The special teams unit is an area thatMichiganhas had some troubles with over the years. Garret Rivas will return after an average season at best. The senior fromTampa,Florida, went 19-26 last year on field goals. His longest was a decent 47 yards againstMinnesota, a game in which he went 2/4. He was perfect inside 20 yards, 2/2, but went 8/10 from 20 to 30 yards. He was 9 for 14 from the 30 and beyond. He hit the game winner in overtime againstMichiganState, and nailed four field goals against Northwestern. His 33/35 extra point conversion led him to be Michigan?s leading scorer with 90, just less than twice as much as the second leading scorer, Jason Avant. Ross Ryan proved to be a reliable leg last year as he sent 40 of his 69 kick-offs into the end zone for touchbacks. He averaged 62 yards per kick. The punting situation does not seem to be settled at this juncture. Ross Ryan and Zoltan Mesko, a European native, will be battling to see who receives the starting punter position. In spring practices, Mesko seemed to have a very strong leg and had some punts surpass the 60 yard mark. Steve Breaston seems re-energized and back to his usual self. Last year, he took the ball back only once for a touchdown on his returns and averaged 12.3 yards per punt return and 28.1 yards per kick off return.
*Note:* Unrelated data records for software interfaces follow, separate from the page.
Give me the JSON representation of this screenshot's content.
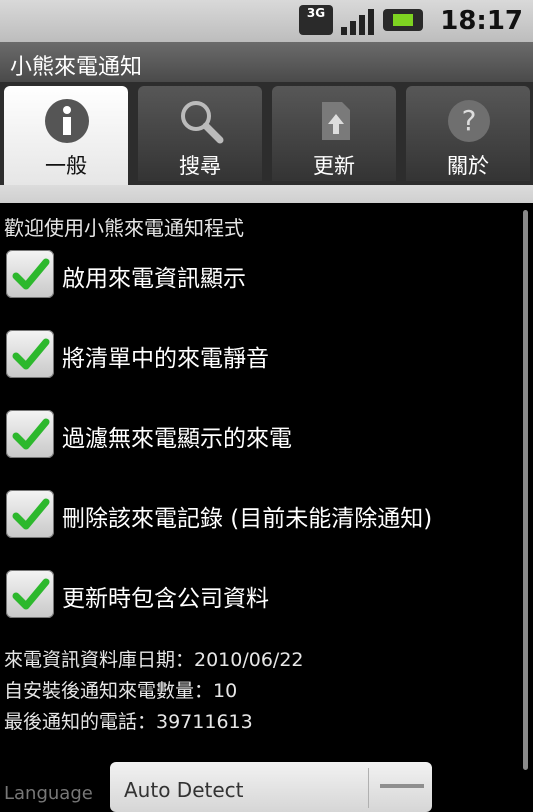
{
  "status_bar": {
    "network": "3G",
    "time": "18:17"
  },
  "app": {
    "title": "小熊來電通知"
  },
  "tabs": [
    {
      "label": "一般",
      "icon": "info-icon",
      "active": true
    },
    {
      "label": "搜尋",
      "icon": "search-icon",
      "active": false
    },
    {
      "label": "更新",
      "icon": "update-icon",
      "active": false
    },
    {
      "label": "關於",
      "icon": "help-icon",
      "active": false
    }
  ],
  "content": {
    "intro": "歡迎使用小熊來電通知程式",
    "checkboxes": [
      {
        "label": "啟用來電資訊顯示",
        "checked": true
      },
      {
        "label": "將清單中的來電靜音",
        "checked": true
      },
      {
        "label": "過濾無來電顯示的來電",
        "checked": true
      },
      {
        "label": "刪除該來電記錄 (目前未能清除通知)",
        "checked": true
      },
      {
        "label": "更新時包含公司資料",
        "checked": true
      }
    ],
    "info": {
      "db_date": "來電資訊資料庫日期：2010/06/22",
      "notify_count": "自安裝後通知來電數量：10",
      "last_phone": "最後通知的電話：39711613"
    },
    "language": {
      "label": "Language",
      "selected": "Auto Detect"
    }
  },
  "colors": {
    "check": "#2db82d",
    "accent": "#2d2d2d"
  }
}
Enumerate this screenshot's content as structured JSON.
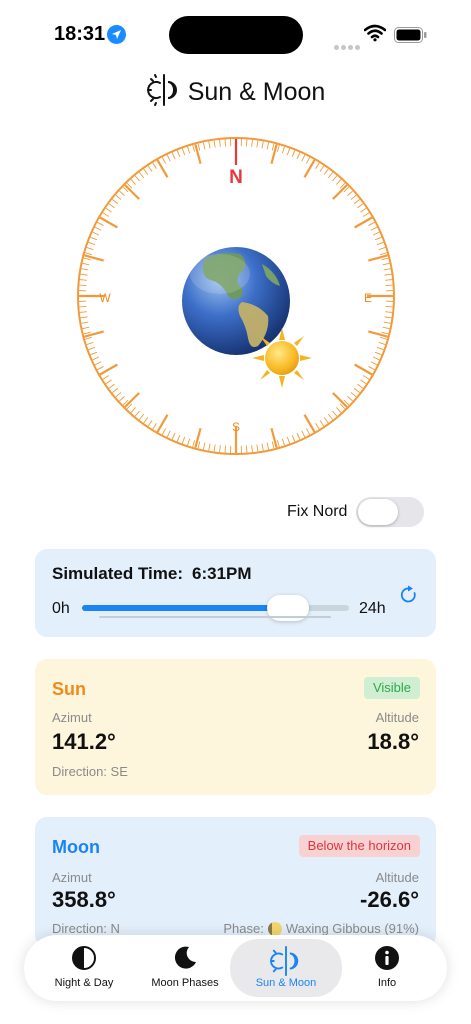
{
  "status_bar": {
    "time": "18:31"
  },
  "header": {
    "title": "Sun & Moon"
  },
  "compass": {
    "north": "N",
    "south": "S",
    "east": "E",
    "west": "W",
    "ring_color": "#f29a3a",
    "north_color": "#e8383d"
  },
  "fix_nord": {
    "label": "Fix Nord",
    "enabled": false
  },
  "simulated_time": {
    "label": "Simulated Time:",
    "value": "6:31PM",
    "min_label": "0h",
    "max_label": "24h",
    "progress": 0.7715
  },
  "sun": {
    "title": "Sun",
    "status": "Visible",
    "azimuth_label": "Azimut",
    "azimuth": "141.2°",
    "altitude_label": "Altitude",
    "altitude": "18.8°",
    "direction": "Direction: SE"
  },
  "moon": {
    "title": "Moon",
    "status": "Below the horizon",
    "azimuth_label": "Azimut",
    "azimuth": "358.8°",
    "altitude_label": "Altitude",
    "altitude": "-26.6°",
    "direction": "Direction: N",
    "phase_label": "Phase:",
    "phase": "Waxing Gibbous (91%)"
  },
  "tabs": [
    {
      "label": "Night & Day",
      "icon": "half-circle-icon",
      "active": false
    },
    {
      "label": "Moon Phases",
      "icon": "crescent-moon-icon",
      "active": false
    },
    {
      "label": "Sun & Moon",
      "icon": "sun-moon-icon",
      "active": true
    },
    {
      "label": "Info",
      "icon": "info-icon",
      "active": false
    }
  ],
  "colors": {
    "accent": "#1a84f5",
    "sun_orange": "#f28a1b",
    "visible_green": "#2fa84a",
    "below_red": "#e0353f"
  }
}
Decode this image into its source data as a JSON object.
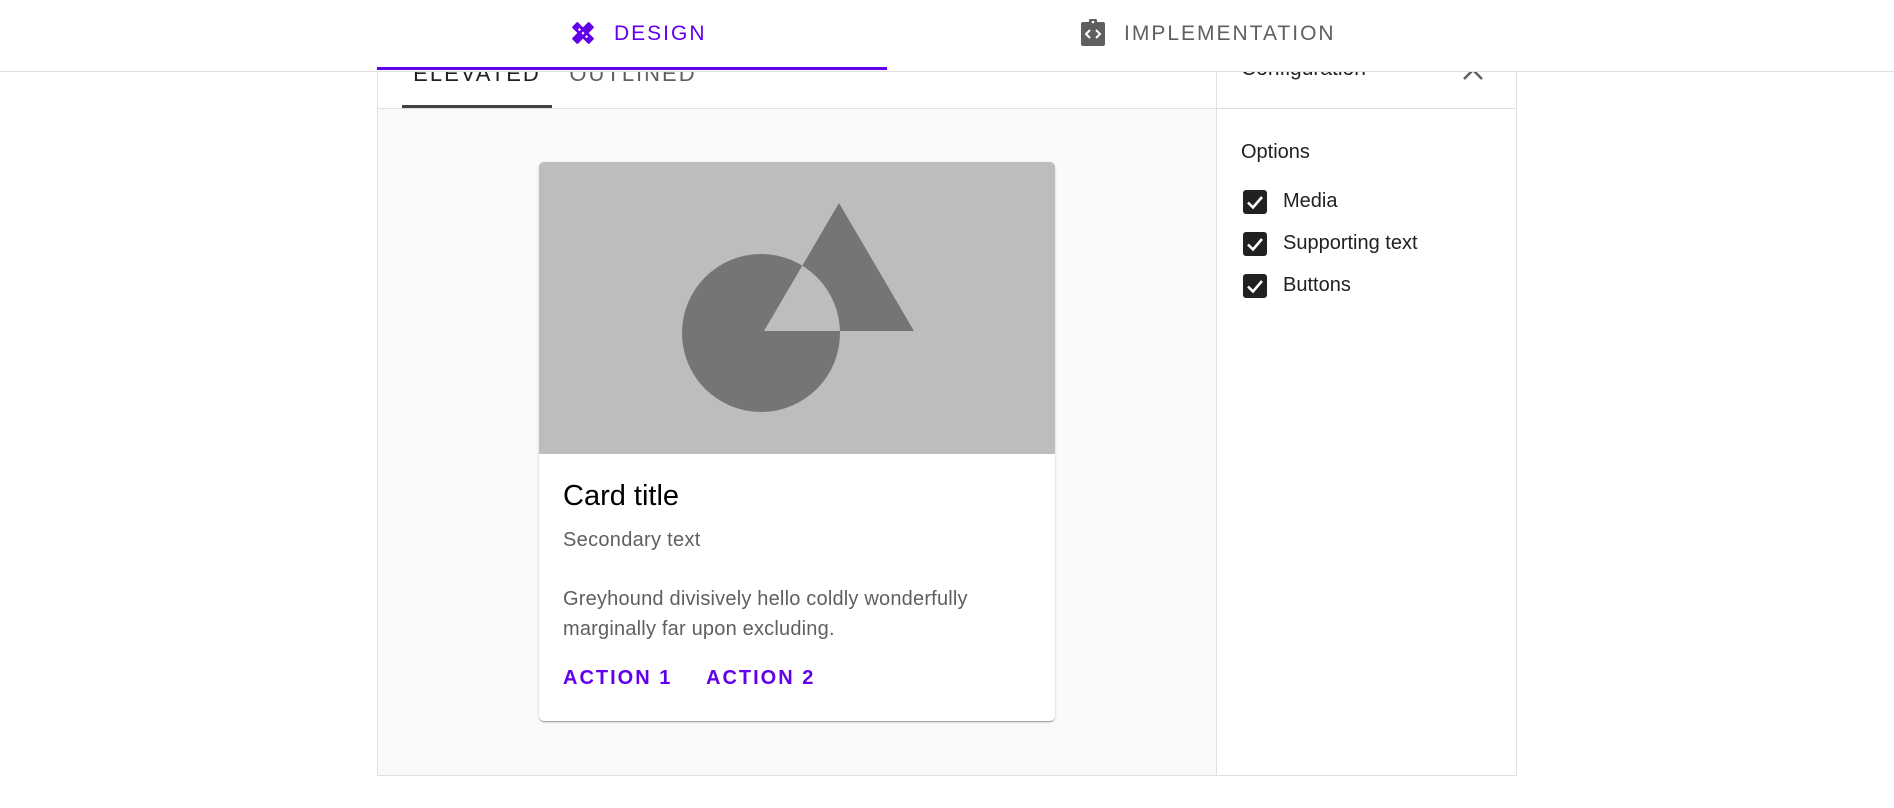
{
  "top_tabs": [
    {
      "label": "DESIGN",
      "icon": "design-tools-icon",
      "active": true
    },
    {
      "label": "IMPLEMENTATION",
      "icon": "code-clipboard-icon",
      "active": false
    }
  ],
  "demo": {
    "tabs": [
      {
        "label": "ELEVATED",
        "active": true
      },
      {
        "label": "OUTLINED",
        "active": false
      }
    ],
    "card": {
      "media_icon": "shapes-placeholder-icon",
      "title": "Card title",
      "subtitle": "Secondary text",
      "body": "Greyhound divisively hello coldly wonderfully marginally far upon excluding.",
      "actions": [
        "ACTION 1",
        "ACTION 2"
      ]
    }
  },
  "config": {
    "title": "Configuration",
    "options_label": "Options",
    "options": [
      {
        "label": "Media",
        "checked": true
      },
      {
        "label": "Supporting text",
        "checked": true
      },
      {
        "label": "Buttons",
        "checked": true
      }
    ]
  },
  "colors": {
    "accent": "#6200ee",
    "media_bg": "#bdbdbd",
    "media_shapes": "#757575",
    "stage_bg": "#fafafa"
  }
}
Now, to the coaching. Lloyd Carr made some very good changes as Terry Malone and Jim Herrmann moved on. Carr promoted Mike Debord and Ron English to the offensive and defensive coordinator, respectively. What does this mean? Henne will thrive under Debord?s system. Debord incorporates the tight end very well and will spread out the field, something that has been missing the past few years inAnn Arbor. Many believe that Henne?s forte is throwing the deep ball, and Debord will do that. On the defensive side of the ball, Ron English has lead very spirited practices that will hopefully lead to a more aggressive style of play. Blitzing packages should be expected for opposing offenses. The aggressiveness may lead to allowing some big plays, but in the big picture, it will force more turnovers and help our offense out immensely. Again, another scheme that has been missing inAnn Arborsince 1997.



Now, onto prediction time. My optimism may be too evident but I?ll try to take off my maize and blue glasses and postpone the maize and blue kool-aid intake for this, but don?t be 100% sure that will happen. In 1997, whenMichiganwon the national championship, they were coming off an 8-4 season that included an Outback Bowl berth and a disappointing fifth place finish in the Big Ten. Let?s compare 1996 to 2005. We went 7-5 last year, fifth in the Big Ten, and with an Alamo Bowl trip. Now, I am not guaranteeing a national championship, nor am I even guaranteeing anything, however, if history repeats itself, the Wolverines just might follow up a well, terrible, season with a strong one. Michigan might not have what it takes to win three road games against three top teams, BUT, a win must be there for Notre Dame and Ohio State. I don?t think we will have any problem with our home tilts, but atMichigan, they always seem to lose a game to an inferior opponent. With that in mind,Michigan, in my prediction of course, will go 10-2 with a Big Ten Championship and a BCS Bowl berth. I think they might drop one of the road contests and lose a silly one to eitherIowa,Wisconsin, orMichiganState.



Only time will tell if the coaching changes change anything, if we can resolve our rushing situation, and if our defense can come back with a chip on their shoulder and play ?angry?.



Go Blue!